This 1982 portrait by Diana Walker can be seen on the Portrait Gallery’s first floor.
The visionary co-founder of Apple, Steve Jobs was today’s version of an earlier era’s Thomas Edison: beginning with the MacIntosh computer, his innovations generated a cultural revolution in everyday life.
In 1976 he and Steve Wozniak founded Apple and began producing personal computers. After losing a power struggle in 1985, Jobs left Apple and later acquired Pixar Animation Studios, where he produced a string of films such as Toy Story. He returned to Apple in 1996 and launched an era of extraordinary inventiveness.
With spellbinding showmanship, Jobs set out to “make a dent in the universe,” and over the next several years introduced the iPod, the iPhone, and the iPad—products that transformed the consumer electronics industry. His entrepreneurship stressed design, and Apple products are known for their functional elegance.
Jobs once said: “Most people make the mistake of thinking design is what it looks like, . . . Design is how it works.”

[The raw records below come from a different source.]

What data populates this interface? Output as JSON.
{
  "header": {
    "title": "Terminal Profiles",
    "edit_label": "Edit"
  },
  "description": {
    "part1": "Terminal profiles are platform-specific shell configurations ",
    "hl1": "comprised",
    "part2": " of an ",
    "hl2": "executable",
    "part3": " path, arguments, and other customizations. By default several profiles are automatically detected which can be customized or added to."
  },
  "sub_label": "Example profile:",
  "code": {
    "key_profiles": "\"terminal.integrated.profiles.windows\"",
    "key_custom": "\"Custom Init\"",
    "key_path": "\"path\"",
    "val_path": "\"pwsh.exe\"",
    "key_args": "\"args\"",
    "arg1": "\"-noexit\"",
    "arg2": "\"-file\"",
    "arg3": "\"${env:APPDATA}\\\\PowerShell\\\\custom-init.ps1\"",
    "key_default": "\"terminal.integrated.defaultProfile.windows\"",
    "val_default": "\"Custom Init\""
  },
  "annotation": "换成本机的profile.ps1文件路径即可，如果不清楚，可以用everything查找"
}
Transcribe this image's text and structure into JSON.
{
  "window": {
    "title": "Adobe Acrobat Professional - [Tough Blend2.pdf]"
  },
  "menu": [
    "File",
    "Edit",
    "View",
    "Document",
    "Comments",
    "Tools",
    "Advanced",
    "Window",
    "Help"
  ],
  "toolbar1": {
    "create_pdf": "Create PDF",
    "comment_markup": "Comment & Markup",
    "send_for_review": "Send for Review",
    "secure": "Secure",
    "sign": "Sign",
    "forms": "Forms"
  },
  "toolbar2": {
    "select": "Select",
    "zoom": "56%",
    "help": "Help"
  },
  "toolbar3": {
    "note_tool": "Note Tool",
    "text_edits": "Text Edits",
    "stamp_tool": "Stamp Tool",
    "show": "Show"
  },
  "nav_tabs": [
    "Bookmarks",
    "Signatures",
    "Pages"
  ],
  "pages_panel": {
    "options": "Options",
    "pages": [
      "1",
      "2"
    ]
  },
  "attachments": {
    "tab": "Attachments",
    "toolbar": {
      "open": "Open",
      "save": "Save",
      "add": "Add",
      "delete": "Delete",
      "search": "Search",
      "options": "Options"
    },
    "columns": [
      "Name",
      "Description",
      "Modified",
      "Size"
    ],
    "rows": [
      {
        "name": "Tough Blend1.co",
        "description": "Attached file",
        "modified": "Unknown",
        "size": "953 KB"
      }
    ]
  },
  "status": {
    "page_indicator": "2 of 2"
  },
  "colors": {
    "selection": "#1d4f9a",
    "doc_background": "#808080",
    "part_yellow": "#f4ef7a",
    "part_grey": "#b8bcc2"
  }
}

Diana Walker (born 1942) / Digital inkjet print, 1982 (printed 2011) / National Portrait Gallery, Smithsonian Institution; gift of Diana Walker; © Diana Walker